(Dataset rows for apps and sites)
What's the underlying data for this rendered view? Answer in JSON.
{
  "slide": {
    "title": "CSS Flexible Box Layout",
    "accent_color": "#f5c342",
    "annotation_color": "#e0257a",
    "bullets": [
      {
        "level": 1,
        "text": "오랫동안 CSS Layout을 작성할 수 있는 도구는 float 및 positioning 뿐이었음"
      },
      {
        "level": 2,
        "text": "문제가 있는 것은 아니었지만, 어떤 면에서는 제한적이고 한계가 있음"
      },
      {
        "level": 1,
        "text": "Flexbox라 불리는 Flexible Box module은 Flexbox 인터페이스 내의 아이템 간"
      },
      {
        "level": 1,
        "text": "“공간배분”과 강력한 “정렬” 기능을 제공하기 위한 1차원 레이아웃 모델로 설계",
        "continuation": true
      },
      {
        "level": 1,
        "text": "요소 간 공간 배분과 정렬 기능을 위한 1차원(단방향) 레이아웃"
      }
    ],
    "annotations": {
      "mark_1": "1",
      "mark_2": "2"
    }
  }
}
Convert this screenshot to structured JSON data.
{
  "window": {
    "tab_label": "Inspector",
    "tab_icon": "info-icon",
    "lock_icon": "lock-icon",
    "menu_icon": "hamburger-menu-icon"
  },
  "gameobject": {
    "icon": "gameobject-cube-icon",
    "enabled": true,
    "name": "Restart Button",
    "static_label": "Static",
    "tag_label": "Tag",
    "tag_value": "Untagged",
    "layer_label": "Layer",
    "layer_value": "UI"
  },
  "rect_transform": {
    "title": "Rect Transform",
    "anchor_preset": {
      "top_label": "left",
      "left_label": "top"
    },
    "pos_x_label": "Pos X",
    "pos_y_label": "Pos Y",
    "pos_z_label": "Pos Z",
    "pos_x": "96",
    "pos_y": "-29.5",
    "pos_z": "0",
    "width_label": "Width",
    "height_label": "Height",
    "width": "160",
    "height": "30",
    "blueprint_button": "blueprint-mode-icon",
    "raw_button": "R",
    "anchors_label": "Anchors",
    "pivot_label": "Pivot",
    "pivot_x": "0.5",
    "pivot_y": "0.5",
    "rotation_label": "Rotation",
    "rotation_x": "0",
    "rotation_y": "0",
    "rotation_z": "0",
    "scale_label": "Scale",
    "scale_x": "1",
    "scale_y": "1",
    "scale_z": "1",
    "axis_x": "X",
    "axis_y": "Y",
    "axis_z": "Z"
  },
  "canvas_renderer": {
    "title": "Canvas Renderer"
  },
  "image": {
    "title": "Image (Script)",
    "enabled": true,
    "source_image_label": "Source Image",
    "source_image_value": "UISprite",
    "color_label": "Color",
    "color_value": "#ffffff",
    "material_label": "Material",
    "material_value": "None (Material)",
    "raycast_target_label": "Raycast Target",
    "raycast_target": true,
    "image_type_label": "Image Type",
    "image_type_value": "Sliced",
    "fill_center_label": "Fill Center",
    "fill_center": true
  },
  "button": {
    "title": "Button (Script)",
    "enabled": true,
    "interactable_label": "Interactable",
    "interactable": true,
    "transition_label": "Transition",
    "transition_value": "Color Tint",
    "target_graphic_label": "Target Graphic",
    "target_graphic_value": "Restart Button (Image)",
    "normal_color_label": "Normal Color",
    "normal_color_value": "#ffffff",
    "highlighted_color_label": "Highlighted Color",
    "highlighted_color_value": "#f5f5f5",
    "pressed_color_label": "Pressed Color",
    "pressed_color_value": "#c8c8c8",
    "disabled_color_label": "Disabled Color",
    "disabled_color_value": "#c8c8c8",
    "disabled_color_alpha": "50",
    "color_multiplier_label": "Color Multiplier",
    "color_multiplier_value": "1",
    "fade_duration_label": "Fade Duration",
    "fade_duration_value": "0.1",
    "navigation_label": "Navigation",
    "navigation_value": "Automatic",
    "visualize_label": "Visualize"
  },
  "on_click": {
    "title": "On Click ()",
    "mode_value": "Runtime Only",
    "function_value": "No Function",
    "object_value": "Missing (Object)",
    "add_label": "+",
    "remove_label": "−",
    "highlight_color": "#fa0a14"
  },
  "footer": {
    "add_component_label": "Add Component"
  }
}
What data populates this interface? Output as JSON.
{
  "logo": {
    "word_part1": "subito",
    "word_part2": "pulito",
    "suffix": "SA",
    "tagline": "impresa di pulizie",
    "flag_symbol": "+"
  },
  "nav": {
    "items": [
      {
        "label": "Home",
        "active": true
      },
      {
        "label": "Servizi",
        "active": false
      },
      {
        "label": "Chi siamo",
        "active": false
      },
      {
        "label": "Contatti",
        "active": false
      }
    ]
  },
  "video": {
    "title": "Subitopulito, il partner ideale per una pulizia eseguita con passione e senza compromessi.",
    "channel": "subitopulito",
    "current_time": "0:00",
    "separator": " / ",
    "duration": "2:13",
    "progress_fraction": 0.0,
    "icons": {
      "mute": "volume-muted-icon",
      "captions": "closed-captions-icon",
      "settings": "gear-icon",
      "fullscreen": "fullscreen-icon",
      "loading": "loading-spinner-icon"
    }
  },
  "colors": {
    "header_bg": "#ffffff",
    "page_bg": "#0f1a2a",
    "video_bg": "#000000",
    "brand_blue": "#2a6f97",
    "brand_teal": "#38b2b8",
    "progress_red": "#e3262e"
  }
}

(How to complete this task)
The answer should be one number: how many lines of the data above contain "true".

(Written solution)
8